ROCKPORT, Maine (AP) — Maine's lobster catches will likely peak early this year, which could mean an abundance of cheap lobster for consumers and bad news for the state's signature industry, a group of scientists reported on Thursday.
Maine's busy summer lobster fishing season typically picks up around early July, the same time the state's tourism industry gets in gear. But scientists with the Portland-based Gulf of Maine Research Institute predict this year's lobster season will get rolling two or three weeks early. The scientists pinned the early season on warming ocean temperatures.
Investigations into energy magnate's death could take months

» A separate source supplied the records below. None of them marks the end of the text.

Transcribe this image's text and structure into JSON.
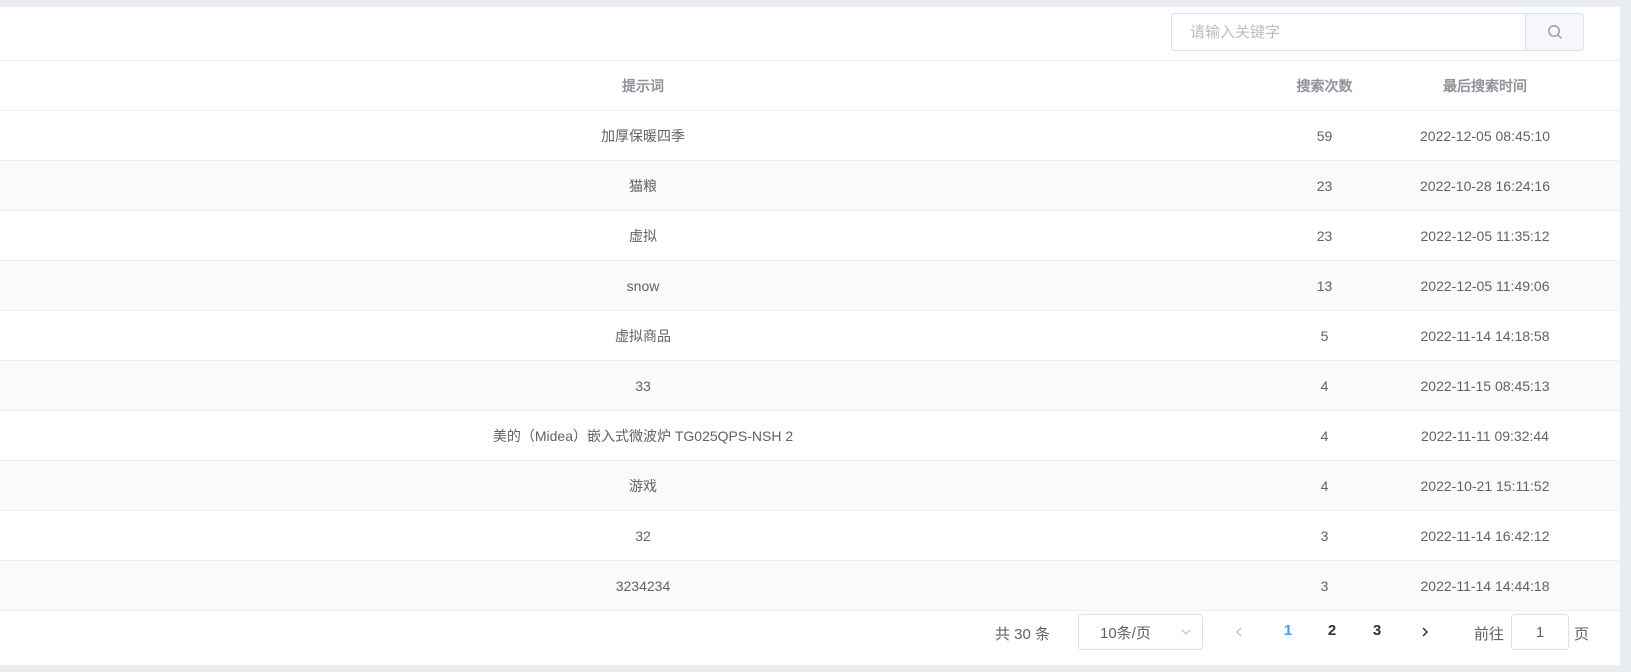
{
  "search": {
    "placeholder": "请输入关键字",
    "button_icon": "search-icon"
  },
  "table": {
    "columns": [
      "提示词",
      "搜索次数",
      "最后搜索时间"
    ],
    "rows": [
      {
        "keyword": "加厚保暖四季",
        "count": "59",
        "last_time": "2022-12-05 08:45:10"
      },
      {
        "keyword": "猫粮",
        "count": "23",
        "last_time": "2022-10-28 16:24:16"
      },
      {
        "keyword": "虚拟",
        "count": "23",
        "last_time": "2022-12-05 11:35:12"
      },
      {
        "keyword": "snow",
        "count": "13",
        "last_time": "2022-12-05 11:49:06"
      },
      {
        "keyword": "虚拟商品",
        "count": "5",
        "last_time": "2022-11-14 14:18:58"
      },
      {
        "keyword": "33",
        "count": "4",
        "last_time": "2022-11-15 08:45:13"
      },
      {
        "keyword": "美的（Midea）嵌入式微波炉 TG025QPS-NSH 2",
        "count": "4",
        "last_time": "2022-11-11 09:32:44"
      },
      {
        "keyword": "游戏",
        "count": "4",
        "last_time": "2022-10-21 15:11:52"
      },
      {
        "keyword": "32",
        "count": "3",
        "last_time": "2022-11-14 16:42:12"
      },
      {
        "keyword": "3234234",
        "count": "3",
        "last_time": "2022-11-14 14:44:18"
      }
    ]
  },
  "pagination": {
    "total_text": "共 30 条",
    "page_size": "10条/页",
    "pages": [
      "1",
      "2",
      "3"
    ],
    "current_page": "1",
    "goto_label": "前往",
    "goto_value": "1",
    "goto_suffix": "页"
  },
  "colors": {
    "accent": "#409eff",
    "stripe": "#fafafa",
    "border": "#ebeef5"
  }
}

OKLAHOMA CITY (AP) — State officials say investigations into the death of energy magnate Aubrey McClendon in a car crash could take months to complete.
Oklahoma City Police Sgt. Ashley Peters says a probe likely will take up to two weeks, while the state medical examiner's office says an autopsy investigation could take as long as three months.
Police say McClendon's Chevrolet Tahoe slammed into a concrete embankment and burst into flames, killing the 56-year-old energy company CEO. McClendon had been indicted just hours earlier by a federal grand jury on charges of gas-lease bid rigging.
Gap reports 2 percent drop in revenue measure for February
NEW YORK (AP) — Gap Inc. is reporting a 2 percent drop in a key revenue measure for February, dragged down by weakness at its Banana Republic stores.
The results, announced late Thursday, were slightly worse than the 1.4 percent decline that analysts were expecting, according to Thomson Reuters.
Gap said that by division its namesake brand saw revenue at stores opened at least a year improve from the prior months, with business unchanged compared to a year ago. Old Navy's metric was also unchanged. Banana Republic, which has been suffering from poor fit and quality issues, suffered an 11 percent drop in the metric.
The Dow Jones industrial average gained 44.58 points, or 0.3 percent, to 16,943.90. The Standard & Poor's 500 index edged up 6.95 points, or 0.4 percent, to 1,993.40. Tech stocks lagged, and the Nasdaq composite index added 4 points, or 0.1 percent, to 4,707.42.
U.S. crude fell 9 cents to $34.57 a barrel in New York. Brent crude, the benchmark for international oils, added 14 cents to $37.07 a barrel in London. In other energy trading, wholesale gasoline lost 1 cent to $1.30 a gallon. Heating oil rose 1 cent to $1.12 a gallon. Natural gas, which is trading at 17-year lows, fell 4 cents to $1.64 a gallon.